Our Recent Posts



Lymphatic Malformation Surgery Chronicles - Tongue Reduction pt. 2

My dad asked me if there was one thing I could do the day before my surgery, what would it be? He said it could be anything… Almost. I told him that I wanted to go to an Astros game. By the way, this was before they got good! So, as with both of my parents, they are so good to me, my dad took me to the Astros game on July 2nd, 2014. I have been a fan of their catcher at the time, Jason Castro, and my dad surprised me with his jersey before the game so I wore that! As with any game that we had gone to in the past, I really like to get there early and see if I can get a ball during batting practice or get a signature from a player. So we were there early and I was standing on the Astros si

My Struggle for Relief

These days when I am struggling for some relief there’s not a lot I can do. There are usually two things I do; the first is to take one Advil and one extra strength Tylenol and the other is to eat a popsicle or crushed ice. Both of these things are temporary relief, but it's all I can do. The popsicle or crushed ice is the immediate relief and it feels really good on my tongue. There are usually bumps underneath my tongue around the side and this wicked line along the side that becomes very prominent and hard. Most of the time the pain is external, meaning that it is physically on the surface of my tongue, which I am sure most of you know when you do something like bite your tongue, it hur

Lymphatic Malformation Surgery Chronicles - Tongue Reduction pt. 1

I had other surgeries between the laser job at 3 years old and now, like the time I had 7 teeth removed including my wisdom teeth, to again, give me more room in my mouth and avoid future dental complications. It was an outpatient surgery, but I was in the hospital and I was under anesthesia. This is probably going to be a multi-part post because there was so much to it. Not just the surgery, but decision to do it, the events leading up to it and the surgery itself and recovery. The decision to do it My parents, Dr. Edmonds and me (I guess), decided to go ahead and schedule the surgery that Dr. Joe warned my parents about when I was a baby. He told them that he always wanted to avoid cutting

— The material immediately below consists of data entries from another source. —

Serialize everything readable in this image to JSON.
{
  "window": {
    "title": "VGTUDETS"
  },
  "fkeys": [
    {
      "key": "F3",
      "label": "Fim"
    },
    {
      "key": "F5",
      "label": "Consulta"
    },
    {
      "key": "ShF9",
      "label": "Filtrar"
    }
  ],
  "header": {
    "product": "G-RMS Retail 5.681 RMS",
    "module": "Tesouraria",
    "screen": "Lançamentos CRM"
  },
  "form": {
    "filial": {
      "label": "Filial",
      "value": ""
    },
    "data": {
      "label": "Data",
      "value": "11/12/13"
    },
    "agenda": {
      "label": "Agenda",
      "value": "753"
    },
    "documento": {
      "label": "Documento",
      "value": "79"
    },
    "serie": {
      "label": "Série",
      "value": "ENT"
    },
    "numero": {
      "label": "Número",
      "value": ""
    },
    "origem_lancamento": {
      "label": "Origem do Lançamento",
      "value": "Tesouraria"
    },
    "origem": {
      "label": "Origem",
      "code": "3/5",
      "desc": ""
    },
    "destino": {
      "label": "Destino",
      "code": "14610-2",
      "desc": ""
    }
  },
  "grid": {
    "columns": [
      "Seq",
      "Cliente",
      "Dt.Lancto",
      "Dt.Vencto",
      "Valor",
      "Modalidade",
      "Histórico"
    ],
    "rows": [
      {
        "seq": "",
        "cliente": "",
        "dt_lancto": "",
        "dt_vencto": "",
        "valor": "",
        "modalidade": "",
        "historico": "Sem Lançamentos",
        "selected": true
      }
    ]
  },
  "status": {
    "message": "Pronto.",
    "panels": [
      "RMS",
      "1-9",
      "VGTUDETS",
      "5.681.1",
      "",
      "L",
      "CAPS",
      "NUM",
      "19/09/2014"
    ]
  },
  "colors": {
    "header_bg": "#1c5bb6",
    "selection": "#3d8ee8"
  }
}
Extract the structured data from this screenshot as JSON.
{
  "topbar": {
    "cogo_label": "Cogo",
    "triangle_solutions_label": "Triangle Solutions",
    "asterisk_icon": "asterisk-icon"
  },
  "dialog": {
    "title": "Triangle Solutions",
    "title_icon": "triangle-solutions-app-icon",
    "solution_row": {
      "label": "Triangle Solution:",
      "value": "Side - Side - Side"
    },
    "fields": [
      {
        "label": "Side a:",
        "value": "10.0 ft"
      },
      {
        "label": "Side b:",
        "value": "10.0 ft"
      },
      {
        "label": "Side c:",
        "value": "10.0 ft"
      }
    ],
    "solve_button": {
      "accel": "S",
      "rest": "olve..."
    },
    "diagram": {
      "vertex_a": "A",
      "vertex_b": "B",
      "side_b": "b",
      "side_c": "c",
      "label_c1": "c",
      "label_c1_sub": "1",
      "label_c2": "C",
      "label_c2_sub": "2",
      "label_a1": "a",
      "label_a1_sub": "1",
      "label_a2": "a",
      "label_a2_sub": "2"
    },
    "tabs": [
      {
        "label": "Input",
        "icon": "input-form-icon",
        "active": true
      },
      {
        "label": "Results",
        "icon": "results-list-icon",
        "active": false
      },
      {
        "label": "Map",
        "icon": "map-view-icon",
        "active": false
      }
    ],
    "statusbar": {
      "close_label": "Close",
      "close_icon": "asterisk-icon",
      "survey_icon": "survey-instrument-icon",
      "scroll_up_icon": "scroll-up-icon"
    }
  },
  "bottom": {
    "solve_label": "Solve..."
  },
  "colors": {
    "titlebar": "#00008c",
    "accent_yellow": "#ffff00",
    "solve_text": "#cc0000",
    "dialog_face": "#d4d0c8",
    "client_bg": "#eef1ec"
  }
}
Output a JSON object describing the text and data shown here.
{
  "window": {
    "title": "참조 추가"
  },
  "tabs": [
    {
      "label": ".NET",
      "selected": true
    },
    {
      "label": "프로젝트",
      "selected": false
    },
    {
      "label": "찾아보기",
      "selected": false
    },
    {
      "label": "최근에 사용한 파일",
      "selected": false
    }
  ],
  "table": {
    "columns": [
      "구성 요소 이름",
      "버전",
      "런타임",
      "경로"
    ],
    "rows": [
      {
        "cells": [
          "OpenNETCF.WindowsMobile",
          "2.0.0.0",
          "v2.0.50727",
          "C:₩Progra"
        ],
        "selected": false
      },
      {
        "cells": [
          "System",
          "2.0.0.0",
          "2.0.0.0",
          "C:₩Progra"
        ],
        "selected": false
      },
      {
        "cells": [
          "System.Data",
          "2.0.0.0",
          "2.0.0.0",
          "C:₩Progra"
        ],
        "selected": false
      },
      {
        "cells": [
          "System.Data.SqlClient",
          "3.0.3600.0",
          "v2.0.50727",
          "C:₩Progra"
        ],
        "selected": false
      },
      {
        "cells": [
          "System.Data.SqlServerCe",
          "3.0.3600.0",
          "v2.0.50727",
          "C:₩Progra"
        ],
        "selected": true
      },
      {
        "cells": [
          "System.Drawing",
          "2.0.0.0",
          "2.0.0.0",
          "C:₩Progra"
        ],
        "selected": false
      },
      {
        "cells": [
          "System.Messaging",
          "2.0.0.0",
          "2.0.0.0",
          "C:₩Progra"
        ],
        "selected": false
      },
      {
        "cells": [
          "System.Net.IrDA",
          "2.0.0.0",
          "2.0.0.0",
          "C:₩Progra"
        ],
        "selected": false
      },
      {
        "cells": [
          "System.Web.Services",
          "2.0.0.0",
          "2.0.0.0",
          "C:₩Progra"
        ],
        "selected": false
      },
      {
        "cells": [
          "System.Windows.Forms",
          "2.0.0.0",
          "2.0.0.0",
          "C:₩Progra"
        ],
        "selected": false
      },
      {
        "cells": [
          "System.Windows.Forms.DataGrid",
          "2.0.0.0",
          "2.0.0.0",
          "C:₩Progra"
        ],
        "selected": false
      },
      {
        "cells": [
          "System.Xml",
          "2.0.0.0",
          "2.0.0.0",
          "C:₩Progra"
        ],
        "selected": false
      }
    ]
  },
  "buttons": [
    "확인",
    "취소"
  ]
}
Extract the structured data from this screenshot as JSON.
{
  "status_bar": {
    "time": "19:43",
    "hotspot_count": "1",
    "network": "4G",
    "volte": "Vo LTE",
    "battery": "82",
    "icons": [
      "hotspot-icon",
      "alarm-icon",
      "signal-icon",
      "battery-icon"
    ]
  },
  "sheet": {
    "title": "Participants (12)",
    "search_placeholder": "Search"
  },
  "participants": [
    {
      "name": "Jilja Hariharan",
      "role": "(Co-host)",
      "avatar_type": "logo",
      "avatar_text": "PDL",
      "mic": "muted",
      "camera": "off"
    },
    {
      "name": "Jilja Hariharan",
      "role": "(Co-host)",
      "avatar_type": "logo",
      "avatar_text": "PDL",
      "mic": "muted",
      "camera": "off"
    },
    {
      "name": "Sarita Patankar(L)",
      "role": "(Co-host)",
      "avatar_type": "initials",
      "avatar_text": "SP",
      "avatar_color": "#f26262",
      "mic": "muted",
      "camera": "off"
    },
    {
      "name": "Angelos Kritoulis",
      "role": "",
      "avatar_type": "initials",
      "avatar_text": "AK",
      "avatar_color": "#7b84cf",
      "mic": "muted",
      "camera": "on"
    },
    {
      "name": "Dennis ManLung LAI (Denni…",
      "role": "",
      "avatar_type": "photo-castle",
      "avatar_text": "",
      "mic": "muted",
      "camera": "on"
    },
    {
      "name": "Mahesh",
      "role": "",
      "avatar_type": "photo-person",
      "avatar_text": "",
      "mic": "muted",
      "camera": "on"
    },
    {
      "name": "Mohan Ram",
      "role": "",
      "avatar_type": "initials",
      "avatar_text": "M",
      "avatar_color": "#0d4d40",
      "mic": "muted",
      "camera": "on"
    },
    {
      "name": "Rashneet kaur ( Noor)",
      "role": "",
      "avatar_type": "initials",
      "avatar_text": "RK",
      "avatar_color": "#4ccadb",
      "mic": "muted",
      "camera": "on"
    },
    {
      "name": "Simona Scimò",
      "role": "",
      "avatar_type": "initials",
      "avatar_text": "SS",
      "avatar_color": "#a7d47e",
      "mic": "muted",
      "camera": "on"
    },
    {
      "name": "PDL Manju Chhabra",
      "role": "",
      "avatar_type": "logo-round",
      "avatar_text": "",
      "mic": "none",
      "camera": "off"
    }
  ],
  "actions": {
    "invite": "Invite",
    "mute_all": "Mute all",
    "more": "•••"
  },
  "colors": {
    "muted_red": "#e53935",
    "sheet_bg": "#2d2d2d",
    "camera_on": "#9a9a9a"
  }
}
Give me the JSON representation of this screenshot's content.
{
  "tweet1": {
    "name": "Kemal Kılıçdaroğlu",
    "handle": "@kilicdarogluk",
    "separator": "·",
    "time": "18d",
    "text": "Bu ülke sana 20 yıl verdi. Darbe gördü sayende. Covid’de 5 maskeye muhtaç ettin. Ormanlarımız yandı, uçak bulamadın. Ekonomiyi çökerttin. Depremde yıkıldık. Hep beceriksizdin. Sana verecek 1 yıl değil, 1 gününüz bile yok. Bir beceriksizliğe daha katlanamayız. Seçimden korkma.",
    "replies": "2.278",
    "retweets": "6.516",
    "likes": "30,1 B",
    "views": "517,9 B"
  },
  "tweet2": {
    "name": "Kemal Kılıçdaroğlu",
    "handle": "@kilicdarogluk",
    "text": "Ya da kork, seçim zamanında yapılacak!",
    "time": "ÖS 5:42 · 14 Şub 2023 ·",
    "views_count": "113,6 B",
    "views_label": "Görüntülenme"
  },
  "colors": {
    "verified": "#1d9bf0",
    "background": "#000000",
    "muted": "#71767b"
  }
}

My parents tell me that leading up to the surgery I had when I was 3 years old, I was experiencing very frequent tongue swellings with a lot of bumps (cysts) and lesions. My ENT, Dr. Joseph Edmonds, or as we like to call him, Dr. Joe, recommended we do a laser treatment on the surface of my tongue, all the way around. He also recommended that we remove my tonsils and adenoids at the same time, which would give me 20% more room in my mouth. The recommendation came with a warning and that was that the recovery time would be long and tough because anytime you do anything to the tongue, it reacts BIG TIME! Up until this point, there had been nothing done to my tongue. All the sclerotherapy I had

Lymphatic Malformation Surgery Chronicles - My First Year of Life!

When I was 16 days old, I had my first surgery. My parents tell me that I was at my 2-week check up with my pediatrician and she told us we had to down to Texas Children's Hospital in the Medical Center immediately and that she would be scheduling a surgery with a pediatric surgeon THAT day. What had happened was that one of the cysts in my neck had bled into itself. I guess that's bad. It sounds bad. It needed to be drained. They tell me it was a very long day of waiting - and they make sure to tell me that I couldn't have any milk or anything since I was going in for surgery. I finally had the surgery at like 9pm, after waiting all day. They told me it was like a 10 minute procedure, where

  • Facebook
  • Twitter
  • Instagram
  • YouTube

©2019 by Zac's Attack for a Cure - Supporting the Lymphatic Education & Research Network https://lymphaticnetwork.org/